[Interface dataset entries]
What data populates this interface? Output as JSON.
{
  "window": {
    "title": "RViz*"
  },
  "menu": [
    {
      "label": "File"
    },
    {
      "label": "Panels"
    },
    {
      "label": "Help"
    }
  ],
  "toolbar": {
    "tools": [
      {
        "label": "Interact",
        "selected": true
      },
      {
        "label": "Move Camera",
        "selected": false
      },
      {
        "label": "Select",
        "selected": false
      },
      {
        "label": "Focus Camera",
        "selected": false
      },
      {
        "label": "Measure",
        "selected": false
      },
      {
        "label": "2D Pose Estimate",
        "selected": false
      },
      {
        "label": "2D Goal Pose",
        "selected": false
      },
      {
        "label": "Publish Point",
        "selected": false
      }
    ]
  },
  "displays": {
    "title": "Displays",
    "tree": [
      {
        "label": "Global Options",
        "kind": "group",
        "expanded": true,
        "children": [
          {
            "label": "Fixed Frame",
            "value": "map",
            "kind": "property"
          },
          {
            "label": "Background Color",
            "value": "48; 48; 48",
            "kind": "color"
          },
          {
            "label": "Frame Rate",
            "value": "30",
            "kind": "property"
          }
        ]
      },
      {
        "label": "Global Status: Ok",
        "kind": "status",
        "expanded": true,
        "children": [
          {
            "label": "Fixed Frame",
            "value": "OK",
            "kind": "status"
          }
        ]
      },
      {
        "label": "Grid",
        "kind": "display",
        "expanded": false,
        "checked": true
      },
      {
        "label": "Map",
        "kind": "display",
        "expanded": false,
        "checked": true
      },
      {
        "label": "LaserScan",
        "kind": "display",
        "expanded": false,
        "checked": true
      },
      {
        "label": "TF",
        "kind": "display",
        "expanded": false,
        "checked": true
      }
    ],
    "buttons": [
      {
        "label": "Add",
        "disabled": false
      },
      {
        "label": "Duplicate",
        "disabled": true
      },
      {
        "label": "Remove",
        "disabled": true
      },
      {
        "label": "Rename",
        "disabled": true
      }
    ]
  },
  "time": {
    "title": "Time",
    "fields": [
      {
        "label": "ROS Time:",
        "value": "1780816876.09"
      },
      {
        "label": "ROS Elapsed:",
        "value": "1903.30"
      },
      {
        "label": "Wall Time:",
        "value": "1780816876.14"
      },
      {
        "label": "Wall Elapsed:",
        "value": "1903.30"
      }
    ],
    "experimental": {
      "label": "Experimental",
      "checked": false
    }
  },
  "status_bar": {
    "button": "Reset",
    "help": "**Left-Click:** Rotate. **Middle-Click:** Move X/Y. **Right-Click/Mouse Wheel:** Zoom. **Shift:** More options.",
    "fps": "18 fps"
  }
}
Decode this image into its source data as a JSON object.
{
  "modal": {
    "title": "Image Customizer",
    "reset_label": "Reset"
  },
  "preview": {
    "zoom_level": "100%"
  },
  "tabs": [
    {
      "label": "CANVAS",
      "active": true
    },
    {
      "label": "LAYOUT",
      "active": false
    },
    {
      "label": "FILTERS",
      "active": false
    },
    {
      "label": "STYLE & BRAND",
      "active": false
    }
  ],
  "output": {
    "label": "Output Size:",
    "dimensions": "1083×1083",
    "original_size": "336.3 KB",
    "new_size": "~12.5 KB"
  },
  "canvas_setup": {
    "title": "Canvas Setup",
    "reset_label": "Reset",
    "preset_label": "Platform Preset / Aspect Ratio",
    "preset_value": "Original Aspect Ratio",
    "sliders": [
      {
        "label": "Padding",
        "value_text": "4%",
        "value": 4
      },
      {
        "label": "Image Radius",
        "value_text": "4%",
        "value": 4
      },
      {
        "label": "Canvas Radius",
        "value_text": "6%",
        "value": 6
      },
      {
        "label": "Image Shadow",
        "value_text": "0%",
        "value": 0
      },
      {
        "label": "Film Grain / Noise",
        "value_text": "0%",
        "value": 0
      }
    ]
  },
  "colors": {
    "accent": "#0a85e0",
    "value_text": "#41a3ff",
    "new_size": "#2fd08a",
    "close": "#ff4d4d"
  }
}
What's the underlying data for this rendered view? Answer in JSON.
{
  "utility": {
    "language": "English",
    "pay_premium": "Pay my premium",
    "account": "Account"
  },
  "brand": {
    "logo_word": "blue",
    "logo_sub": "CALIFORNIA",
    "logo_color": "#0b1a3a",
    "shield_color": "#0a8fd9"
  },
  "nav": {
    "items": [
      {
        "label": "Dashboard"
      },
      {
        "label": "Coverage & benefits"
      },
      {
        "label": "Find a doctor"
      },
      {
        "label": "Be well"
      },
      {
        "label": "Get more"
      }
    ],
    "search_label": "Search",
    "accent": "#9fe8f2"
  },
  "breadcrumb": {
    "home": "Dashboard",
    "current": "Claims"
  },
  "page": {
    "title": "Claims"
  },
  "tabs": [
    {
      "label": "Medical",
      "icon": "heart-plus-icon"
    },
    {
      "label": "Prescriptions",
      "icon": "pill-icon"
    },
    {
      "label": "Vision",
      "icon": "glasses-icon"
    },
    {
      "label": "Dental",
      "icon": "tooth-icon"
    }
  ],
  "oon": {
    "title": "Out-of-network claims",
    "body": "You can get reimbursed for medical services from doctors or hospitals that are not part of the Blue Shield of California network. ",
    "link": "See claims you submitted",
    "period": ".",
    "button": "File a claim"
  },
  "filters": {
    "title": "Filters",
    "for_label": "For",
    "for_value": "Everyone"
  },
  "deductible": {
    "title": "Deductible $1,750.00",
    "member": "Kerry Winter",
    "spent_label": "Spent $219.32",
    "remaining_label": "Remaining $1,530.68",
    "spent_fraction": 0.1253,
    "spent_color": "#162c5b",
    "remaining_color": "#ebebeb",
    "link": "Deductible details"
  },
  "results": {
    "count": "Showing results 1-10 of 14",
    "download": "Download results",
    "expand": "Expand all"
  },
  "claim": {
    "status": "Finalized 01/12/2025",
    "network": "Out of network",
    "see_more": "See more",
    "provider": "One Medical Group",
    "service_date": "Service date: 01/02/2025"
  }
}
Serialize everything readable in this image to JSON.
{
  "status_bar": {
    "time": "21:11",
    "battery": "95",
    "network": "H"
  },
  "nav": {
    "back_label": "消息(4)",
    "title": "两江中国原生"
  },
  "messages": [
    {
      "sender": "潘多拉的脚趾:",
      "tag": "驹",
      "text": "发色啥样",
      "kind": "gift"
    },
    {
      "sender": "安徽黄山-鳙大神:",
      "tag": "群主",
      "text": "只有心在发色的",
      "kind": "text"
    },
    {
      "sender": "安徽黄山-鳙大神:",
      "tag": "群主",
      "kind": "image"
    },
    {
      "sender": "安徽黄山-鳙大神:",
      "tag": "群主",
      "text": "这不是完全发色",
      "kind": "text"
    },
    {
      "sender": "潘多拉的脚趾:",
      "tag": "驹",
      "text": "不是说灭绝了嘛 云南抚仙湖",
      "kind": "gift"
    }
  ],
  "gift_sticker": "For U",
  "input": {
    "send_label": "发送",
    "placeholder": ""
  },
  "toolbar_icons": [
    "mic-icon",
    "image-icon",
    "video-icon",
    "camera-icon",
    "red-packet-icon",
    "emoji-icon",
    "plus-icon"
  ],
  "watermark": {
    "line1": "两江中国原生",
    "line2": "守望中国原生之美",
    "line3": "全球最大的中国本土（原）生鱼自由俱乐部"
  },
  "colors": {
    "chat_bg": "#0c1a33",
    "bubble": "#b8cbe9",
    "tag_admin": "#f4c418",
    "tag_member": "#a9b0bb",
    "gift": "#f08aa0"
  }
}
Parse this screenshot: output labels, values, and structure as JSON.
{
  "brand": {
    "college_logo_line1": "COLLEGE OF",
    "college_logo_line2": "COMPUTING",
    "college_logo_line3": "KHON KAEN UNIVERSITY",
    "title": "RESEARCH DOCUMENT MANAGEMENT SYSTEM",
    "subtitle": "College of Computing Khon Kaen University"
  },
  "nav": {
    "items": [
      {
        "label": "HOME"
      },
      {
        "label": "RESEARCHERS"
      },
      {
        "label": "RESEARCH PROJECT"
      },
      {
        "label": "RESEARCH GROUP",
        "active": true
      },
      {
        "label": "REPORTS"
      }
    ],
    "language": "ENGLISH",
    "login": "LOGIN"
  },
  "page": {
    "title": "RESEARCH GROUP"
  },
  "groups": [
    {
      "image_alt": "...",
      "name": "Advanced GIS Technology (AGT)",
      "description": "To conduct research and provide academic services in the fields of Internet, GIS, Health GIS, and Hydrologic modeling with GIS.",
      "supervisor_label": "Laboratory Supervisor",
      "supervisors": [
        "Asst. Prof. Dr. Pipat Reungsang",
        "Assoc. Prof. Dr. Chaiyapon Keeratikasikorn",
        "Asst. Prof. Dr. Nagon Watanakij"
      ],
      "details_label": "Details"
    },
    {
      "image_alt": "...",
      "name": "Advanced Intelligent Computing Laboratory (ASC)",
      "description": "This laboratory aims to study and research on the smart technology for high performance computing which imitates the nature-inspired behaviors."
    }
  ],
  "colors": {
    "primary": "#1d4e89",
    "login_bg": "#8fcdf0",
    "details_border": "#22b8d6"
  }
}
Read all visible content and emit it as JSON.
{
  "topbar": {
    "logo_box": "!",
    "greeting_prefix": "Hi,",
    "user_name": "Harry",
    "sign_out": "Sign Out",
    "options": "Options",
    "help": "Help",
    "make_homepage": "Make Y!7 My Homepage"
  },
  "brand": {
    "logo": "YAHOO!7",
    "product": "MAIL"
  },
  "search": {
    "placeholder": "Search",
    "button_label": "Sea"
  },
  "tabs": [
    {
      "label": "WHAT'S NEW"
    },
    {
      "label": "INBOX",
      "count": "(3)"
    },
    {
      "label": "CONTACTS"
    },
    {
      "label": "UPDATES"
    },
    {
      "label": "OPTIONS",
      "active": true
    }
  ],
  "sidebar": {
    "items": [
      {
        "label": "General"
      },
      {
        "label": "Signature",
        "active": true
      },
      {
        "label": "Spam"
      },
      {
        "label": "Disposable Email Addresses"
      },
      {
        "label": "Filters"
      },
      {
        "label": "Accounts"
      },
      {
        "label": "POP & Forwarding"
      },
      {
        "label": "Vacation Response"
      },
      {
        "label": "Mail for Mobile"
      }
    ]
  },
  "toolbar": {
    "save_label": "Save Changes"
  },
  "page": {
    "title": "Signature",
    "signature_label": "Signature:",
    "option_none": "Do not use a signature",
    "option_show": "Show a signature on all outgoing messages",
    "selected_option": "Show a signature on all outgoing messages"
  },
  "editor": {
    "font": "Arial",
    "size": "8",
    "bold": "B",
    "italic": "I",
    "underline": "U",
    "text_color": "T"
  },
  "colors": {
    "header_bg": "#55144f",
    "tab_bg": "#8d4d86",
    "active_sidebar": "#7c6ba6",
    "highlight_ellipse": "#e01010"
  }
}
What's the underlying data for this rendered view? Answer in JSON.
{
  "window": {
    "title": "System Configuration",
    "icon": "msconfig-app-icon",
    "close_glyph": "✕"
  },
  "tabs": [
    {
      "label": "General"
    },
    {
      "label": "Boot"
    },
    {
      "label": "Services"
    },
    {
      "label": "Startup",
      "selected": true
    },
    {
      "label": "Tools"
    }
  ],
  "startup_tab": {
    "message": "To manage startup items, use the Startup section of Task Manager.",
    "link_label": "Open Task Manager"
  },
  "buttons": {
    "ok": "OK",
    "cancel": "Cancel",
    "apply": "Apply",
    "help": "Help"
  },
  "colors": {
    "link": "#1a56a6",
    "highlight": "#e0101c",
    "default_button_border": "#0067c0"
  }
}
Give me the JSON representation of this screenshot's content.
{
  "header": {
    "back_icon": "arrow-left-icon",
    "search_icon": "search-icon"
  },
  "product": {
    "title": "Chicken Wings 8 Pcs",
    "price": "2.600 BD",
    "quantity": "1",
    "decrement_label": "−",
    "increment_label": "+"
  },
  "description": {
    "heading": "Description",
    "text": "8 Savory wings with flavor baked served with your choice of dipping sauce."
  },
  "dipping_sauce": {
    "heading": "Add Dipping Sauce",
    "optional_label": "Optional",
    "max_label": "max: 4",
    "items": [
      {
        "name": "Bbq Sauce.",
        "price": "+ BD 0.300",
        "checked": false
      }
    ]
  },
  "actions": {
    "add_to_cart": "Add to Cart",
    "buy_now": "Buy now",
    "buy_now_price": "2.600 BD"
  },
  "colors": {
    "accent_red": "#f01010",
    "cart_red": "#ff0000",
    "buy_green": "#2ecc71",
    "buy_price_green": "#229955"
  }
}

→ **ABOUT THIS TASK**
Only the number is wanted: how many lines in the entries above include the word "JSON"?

→ **WRITTEN SOLUTION**
8